Gold rebounded as the New Year begins to trade at 1231.50 adding $6.30 this morning after Thursday’s strong gains. Gold has climbed just under $30 since the year started just 24 hours ago. Gold tumbled 28 per cent in 2013 as money-printing by central banks failed to spur inflation, damping demand for a protection of wealth. Assets in bullion-backed exchange-traded products shrank for the first year since the first product was introduced in 2003 as the Federal Reserve said that it will reduce bond purchases this month amid an improving economy. China and India are the world’s largest gold users. There were many investors waiting to enter after the price dropped below $1,200. Short gold holdings, referring to bets on lower prices, jumped almost fourfold from October to Dec. 24, U.S. Commodity Futures Trading Commission data show. Precious metals steadied on Thursday but held near a six-month low touched in the previous session after prospects for a global economic recovery prompted investors to abandon the safe-haven metal. Gold’s gains come after it lost 28 percent in 2013, ending a 12-year bull run and posting its largest loss in 32 years. SPDR holdings moved down by 3.60 tonnes on Thursday to 795 tons. Gold prices are expected to remain higher for the day as year beginning dollar buying and subdued equity markets can push some buying for gold.

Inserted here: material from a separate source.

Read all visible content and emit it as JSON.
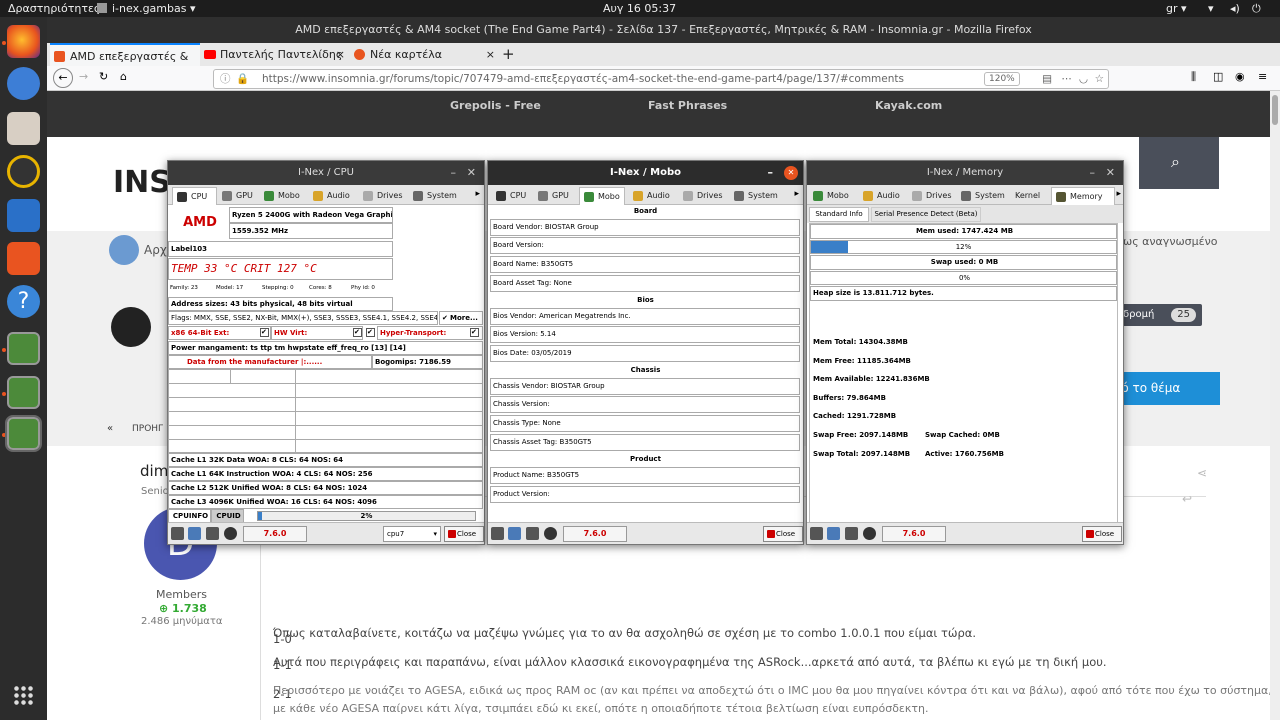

Platinum climbed as much as 1.5 per cent to $1,424.88 an ounce, the highest price since Nov. 19, and traded at $1,410.50. The rise extended yesterday’s 2.7 per cent advance, which was the most since October. Silver for immediate delivery rose as much as 1.3 per cent to $20.2828 an ounce, heading for a second weekly gain, and was at $20.1724. Palladium advanced 0.3 per cent to $732.60 an ounce, up 3 per cent and set for the best week since October.
Copper eased by 27 points as Chinese data confused traders. Copper is trading at 3.359 remaining well above its trading range in 2013. Copper prices remained in a range for the day as mixed manufacturing data coming from US, Italy and Spain kept the prices in a tight range. A stronger dollar internationally also pressured the copper prices. The metal used in power and construction fell 7.2 percent in 2013 but gained more than 4 percent in December. Today Japanese markets remained shut.